▸ Interface dataset entries
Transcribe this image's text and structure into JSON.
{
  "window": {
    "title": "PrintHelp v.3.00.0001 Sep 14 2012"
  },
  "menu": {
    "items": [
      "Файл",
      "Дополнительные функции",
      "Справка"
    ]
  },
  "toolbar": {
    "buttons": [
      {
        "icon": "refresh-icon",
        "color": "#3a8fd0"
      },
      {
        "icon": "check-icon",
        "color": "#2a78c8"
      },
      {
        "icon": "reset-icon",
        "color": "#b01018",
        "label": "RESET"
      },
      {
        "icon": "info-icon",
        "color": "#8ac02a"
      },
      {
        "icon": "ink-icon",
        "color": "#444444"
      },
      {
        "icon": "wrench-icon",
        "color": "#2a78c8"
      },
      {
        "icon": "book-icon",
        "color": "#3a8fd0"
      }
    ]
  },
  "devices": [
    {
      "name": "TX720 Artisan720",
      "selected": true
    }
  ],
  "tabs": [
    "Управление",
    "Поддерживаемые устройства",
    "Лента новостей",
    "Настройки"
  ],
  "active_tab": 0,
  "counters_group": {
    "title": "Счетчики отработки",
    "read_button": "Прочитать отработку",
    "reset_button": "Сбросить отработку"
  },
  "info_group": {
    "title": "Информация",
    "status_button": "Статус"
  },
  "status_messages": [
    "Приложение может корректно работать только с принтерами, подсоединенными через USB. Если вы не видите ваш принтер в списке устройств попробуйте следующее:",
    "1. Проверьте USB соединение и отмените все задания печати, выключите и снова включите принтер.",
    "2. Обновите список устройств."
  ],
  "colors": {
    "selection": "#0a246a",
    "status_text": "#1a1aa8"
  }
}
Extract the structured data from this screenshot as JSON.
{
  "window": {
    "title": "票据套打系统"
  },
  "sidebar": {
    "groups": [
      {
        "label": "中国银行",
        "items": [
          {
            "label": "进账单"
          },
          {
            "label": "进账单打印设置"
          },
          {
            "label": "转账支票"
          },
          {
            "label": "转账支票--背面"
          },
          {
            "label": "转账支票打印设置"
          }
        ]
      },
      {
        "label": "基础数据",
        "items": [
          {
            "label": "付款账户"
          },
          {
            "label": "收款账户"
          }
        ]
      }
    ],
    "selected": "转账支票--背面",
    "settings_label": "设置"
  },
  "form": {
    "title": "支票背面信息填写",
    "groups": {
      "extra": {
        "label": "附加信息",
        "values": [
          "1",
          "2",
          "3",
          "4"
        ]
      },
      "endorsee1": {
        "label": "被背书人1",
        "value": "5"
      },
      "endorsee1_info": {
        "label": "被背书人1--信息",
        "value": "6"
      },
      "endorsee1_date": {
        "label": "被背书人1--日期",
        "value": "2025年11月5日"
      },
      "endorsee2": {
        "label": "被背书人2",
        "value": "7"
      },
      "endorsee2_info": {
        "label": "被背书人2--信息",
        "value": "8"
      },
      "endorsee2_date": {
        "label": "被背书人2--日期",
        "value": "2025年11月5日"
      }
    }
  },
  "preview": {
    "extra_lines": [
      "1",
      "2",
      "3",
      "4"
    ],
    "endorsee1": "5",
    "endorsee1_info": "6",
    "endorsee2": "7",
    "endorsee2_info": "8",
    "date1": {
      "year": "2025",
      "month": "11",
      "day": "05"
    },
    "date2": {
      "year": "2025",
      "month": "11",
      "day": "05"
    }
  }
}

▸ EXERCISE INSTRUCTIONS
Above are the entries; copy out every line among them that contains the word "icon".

▸ YOUR SOLUTION
        "icon": "refresh-icon",
        "icon": "check-icon",
        "icon": "reset-icon",
        "icon": "info-icon",
        "icon": "ink-icon",
        "icon": "wrench-icon",
        "icon": "book-icon",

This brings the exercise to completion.